My old friend is a Russian. When I turned twenty-one and ordered my first drink, I asked for something sweet. I got a White Russian. Not willing to venture too far from home, I ordered a White Russian for years, sometimes a Black. I knew what to expect when I would ask for a Russian. I later learned to ask for vodka and orange juice when I felt the Russian was too heavy. Turning even braver, I would ask for cranberry and vodka. Later, I got brave and ordered Long Island Iced Tea because I saw it in a movie. And I have now learned that there isn't even a hint of tea in it. Who knew?
I was not one to keep a bar at home because the company I usually kept meant that nothing, no matter what type of liquor it was, would be there when I returned home from work. Fortunately, my kids did not inherit their father's taste for cognac or cheap beer (he mourned the passing of Rainier beer and Bohemian-but the cases were a nice size box for me to use for storage and I had lots), or my father's taste for gallon Gallo, or his father's for beer---any beer; many of the people that hung around or passed through my house made light work of anything that alcohol on the label. Some people spoil it for others.
So, I am now enjoying a solitary existence and I am slowing building a small inventory for my bar. Keeping some alcohol around, once a week I make something out of the bartender's book. My sister is amused by this and sends me recipes and videos of her hero Rachael Maddox showing off her expertise with filling the martini glass on her political commentary show.
To make a White Russian, you need vodka, coffee liqueur (Kahlua), and a little bit of cream. Take an old-fashioned glass, fill it up with ice, pour about two ounces of vodka directly in the glass, one ounce of your Kahlua right on top of that, and now float the cream on top. That's how you make a White Russian. You can also make a Black Russian the exact same way, just don't use any cream.
The Russian in my 1969 book is made with 1 jigger of vodka, 1 jigger of dry gin, 1 jigger of creme de cacao, stirred well together with ice, strained into a glass. And I do have the correct ingredients in my little, growing bar for a Russian.
Hello old friend.
(Kahlua is on the list for next month. And my sister wants me to try a Communist, guess it is not quite the same as a Russian.)
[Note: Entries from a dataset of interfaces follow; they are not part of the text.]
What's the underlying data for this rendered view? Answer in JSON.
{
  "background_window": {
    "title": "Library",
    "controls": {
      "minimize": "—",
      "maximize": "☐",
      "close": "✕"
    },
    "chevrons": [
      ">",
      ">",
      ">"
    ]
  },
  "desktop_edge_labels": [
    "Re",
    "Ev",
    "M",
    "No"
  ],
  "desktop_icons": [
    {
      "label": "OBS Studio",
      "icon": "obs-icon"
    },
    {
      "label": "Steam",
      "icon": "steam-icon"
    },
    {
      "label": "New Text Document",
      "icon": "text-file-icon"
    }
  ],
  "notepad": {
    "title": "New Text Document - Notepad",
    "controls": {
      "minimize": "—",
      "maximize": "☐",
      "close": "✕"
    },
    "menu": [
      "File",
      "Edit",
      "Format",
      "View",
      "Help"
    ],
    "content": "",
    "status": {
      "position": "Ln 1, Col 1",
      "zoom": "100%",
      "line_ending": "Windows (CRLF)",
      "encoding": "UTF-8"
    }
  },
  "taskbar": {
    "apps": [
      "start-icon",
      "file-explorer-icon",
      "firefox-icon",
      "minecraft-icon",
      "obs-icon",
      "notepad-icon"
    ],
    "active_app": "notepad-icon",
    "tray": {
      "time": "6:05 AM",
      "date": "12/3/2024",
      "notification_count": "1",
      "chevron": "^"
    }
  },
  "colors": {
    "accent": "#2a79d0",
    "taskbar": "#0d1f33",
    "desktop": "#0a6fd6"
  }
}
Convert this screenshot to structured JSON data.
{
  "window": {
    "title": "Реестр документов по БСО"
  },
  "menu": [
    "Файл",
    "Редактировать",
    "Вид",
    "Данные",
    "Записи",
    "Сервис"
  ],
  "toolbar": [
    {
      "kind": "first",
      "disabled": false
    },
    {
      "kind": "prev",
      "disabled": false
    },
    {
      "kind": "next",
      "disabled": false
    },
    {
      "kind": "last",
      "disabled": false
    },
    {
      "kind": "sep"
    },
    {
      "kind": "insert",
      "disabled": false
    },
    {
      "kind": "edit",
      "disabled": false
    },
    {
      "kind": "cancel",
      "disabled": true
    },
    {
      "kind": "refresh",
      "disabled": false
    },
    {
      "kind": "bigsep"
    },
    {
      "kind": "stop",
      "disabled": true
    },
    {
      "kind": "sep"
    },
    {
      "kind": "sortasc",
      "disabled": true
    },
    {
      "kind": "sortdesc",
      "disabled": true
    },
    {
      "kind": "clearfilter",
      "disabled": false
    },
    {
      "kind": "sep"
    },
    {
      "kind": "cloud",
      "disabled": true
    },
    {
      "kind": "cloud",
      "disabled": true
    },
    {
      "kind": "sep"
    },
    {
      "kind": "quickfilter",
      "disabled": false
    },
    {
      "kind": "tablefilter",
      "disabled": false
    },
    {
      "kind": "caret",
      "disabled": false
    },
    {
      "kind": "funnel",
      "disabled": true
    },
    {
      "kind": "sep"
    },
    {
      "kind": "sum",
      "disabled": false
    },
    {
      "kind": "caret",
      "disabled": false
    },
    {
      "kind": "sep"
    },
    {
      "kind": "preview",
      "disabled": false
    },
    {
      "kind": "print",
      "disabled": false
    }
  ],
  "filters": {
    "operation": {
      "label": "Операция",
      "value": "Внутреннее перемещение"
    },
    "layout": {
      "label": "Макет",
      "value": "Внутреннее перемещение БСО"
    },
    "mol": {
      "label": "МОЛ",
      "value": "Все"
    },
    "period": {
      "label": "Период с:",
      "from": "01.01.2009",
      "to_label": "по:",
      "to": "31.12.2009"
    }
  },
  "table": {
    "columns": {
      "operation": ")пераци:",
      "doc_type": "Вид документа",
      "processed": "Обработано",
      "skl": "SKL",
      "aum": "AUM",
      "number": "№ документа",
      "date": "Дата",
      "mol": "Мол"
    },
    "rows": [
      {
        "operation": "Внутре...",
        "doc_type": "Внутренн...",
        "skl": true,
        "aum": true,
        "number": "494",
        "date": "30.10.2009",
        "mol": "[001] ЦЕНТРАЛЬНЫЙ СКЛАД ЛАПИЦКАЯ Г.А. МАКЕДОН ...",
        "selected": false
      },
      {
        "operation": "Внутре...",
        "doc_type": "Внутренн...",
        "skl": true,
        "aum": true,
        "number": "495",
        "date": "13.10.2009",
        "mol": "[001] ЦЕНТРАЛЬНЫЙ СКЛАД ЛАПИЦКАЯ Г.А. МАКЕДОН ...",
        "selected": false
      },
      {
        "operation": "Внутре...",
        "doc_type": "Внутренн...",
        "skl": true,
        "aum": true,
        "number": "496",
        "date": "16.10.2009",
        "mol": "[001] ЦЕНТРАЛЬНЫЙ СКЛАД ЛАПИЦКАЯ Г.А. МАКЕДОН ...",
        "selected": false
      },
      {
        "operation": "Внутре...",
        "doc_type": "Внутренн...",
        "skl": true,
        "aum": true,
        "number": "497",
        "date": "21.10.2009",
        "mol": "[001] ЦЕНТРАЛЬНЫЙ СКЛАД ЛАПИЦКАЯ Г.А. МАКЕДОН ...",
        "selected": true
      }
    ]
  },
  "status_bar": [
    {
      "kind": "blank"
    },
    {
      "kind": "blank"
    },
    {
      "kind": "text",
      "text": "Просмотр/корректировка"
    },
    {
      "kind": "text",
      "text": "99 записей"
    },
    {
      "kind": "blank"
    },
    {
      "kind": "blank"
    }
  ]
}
- Boomer, hippie, yuppie, none of these are me. Born in the 50's, graduated from high school in the 60's, married & had children in the 70's, graduated from college in the 80's, joined corporate America & divorced in the 90's, was an early casualty of the recession in 00's,08, still unemployed in 09.